“My aunt was worried I was too isolated but I told her I come here every Wednesday and Saturday for my art lessons. It helps me remember how good I have it.” –Linda who lives alone in her mobile home
The Studio also has an on-site artist, Yvan Strong, who has been an accomplished artist for 44 years. She guides those who come to improve their art, or to give ideas of how to get started. She has hosted an open art table for the poor for many years and has been teaching art since she was a teen.
The studio is open on Wednesday from 1 to 4 and Saturdays from 11 to 3 and it is located at Sanctuary, 19626 NE Glisan. Anyone is welcome.
To keep the Art Studio open, we need some supplies and some finances.
Acrylic paints, in pints, basic colors
Fan tip brushes
Adhesives: Yes paste; Tacky glue
Studio sized paper cutter
Cotton duck for canvas (available at cloth stores)
Stretcher bars 12s, 16s (both sizes are needed to make one canvas)
Matte cutting system
Matte board (uncut)
Plastic sleeves with seal (for art)
Artist stipend: $300 a month
Studio rent: $400 a month
Supplies: $100 a month
Our Financial Goal for this year: $8400
If you’d like to help, please go to Anawim’s donation page for the information. On the check or Paypal memo line, indicate that you want to give to the Art Studio.
A basic principle of life is “You reap what you sow.” Whatever you did in your past life, that is what you will gain in your present and future life.
If I sowed well and have a huge, wonderful garden, and I see my neighbor who didn’t sow well and he and his family are starving– what does it say about me if I look at him and say “You should have sown better”, without giving him from my bounty? It means I am without compassion.
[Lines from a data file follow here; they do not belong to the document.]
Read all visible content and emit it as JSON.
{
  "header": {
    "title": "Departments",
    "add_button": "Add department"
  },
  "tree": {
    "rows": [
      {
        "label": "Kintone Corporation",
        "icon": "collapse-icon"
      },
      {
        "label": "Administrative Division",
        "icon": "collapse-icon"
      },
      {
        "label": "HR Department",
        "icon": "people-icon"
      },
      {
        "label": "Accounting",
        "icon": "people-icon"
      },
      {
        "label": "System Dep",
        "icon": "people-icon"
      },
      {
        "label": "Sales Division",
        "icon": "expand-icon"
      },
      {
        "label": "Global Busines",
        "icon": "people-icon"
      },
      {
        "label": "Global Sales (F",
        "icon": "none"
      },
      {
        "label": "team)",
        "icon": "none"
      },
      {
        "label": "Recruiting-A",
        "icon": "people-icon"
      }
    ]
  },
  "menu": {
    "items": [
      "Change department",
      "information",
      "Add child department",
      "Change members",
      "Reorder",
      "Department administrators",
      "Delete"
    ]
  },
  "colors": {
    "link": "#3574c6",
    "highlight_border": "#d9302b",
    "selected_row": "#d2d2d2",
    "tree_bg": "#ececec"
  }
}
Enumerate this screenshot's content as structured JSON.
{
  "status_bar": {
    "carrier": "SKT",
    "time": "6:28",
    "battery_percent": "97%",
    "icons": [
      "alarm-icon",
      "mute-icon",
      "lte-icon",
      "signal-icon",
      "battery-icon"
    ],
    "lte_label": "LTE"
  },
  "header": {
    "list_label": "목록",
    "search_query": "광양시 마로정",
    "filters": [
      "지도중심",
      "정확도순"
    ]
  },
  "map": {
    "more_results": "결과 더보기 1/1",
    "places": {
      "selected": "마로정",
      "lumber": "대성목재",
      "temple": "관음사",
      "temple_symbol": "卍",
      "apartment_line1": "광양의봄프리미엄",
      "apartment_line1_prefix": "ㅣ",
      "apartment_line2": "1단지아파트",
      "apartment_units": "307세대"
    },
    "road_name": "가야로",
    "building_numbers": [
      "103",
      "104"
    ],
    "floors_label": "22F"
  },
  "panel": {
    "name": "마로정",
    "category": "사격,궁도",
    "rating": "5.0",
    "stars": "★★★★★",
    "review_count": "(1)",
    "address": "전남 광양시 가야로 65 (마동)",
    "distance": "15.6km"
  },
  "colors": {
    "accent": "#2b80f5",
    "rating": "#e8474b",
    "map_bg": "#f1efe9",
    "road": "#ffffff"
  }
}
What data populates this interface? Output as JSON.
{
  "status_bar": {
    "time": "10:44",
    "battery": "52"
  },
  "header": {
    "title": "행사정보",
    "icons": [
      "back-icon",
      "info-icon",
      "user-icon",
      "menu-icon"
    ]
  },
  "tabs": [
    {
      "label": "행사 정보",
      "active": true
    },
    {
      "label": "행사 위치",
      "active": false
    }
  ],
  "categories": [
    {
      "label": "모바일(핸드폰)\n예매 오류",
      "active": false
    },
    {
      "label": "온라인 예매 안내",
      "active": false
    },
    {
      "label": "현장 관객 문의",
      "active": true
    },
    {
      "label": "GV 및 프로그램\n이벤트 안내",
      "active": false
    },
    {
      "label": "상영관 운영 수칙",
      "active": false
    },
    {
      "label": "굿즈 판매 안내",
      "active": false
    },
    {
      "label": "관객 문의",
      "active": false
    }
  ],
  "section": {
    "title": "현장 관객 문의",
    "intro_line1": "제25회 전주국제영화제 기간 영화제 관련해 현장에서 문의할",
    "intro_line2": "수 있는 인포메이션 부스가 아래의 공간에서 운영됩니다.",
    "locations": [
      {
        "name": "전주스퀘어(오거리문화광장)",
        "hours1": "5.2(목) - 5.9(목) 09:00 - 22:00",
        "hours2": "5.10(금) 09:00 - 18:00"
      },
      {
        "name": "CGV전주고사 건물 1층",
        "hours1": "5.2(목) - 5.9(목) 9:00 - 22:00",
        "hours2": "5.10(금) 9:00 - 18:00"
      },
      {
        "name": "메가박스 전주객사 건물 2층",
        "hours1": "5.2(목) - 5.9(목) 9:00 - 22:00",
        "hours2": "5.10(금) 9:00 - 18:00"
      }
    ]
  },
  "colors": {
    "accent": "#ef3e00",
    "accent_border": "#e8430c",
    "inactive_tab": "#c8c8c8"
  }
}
I’d rather hang out with the generous people who treat others “unfairly”. Like Jesus.